From the nominalism and voluntarism of William of Ockham (1300-1350), already adumbrated by the formalism of Duns Scotus (1266-1308), to the skepticism of Montaigne (1533-1592) and Francisco Sanchez (1522-1623), there was a logical development, aided by the so-called religious wars occasioned by Protestantism and, in the previous century, by the Hussite revolt in Bohemia as well as the lingering conflict with the Moslem Turks. The attention of philosophers was diverted to politics, economics and experimental sciences with the consequent weakening in metaphysical insights.

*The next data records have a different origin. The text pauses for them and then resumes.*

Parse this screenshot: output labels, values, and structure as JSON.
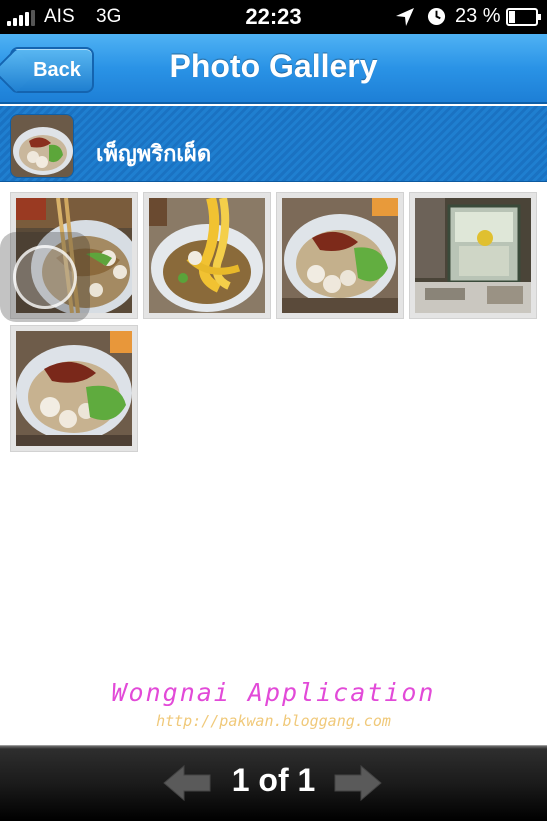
{
  "status_bar": {
    "carrier": "AIS",
    "network": "3G",
    "time": "22:23",
    "battery_percent": "23 %",
    "battery_level": 0.23,
    "signal_bars": 4,
    "icons": [
      "location-icon",
      "alarm-icon",
      "battery-icon"
    ]
  },
  "nav": {
    "back_label": "Back",
    "title": "Photo Gallery"
  },
  "restaurant": {
    "name": "เพ็ญพริกเผ็ด"
  },
  "photos": [
    {
      "name": "photo-1"
    },
    {
      "name": "photo-2"
    },
    {
      "name": "photo-3"
    },
    {
      "name": "photo-4"
    },
    {
      "name": "photo-5"
    }
  ],
  "watermark": {
    "title": "Wongnai Application",
    "url": "http://pakwan.bloggang.com"
  },
  "toolbar": {
    "page_indicator": "1 of 1"
  },
  "colors": {
    "nav_blue": "#2a93e6",
    "header_blue": "#1a72c2",
    "watermark_pink": "#e24ad8",
    "watermark_gold": "#f0c97a"
  }
}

No footnotes or proof of any kind is offered. It is a rather hysterical tirade about how all Thomists before the 20th century were infected with Scotus' "formalism" and "essentialism" and how we must all return to the actus essendi to redeem the world. Oh well, what do you expect from a conference paper delivered at the top-secret invitation-only Maritain conferences at Notre Dame? I only post this as the best summary of the narrative of the decline of philosophy that began the instant someone first criticized Thomas Aquinas.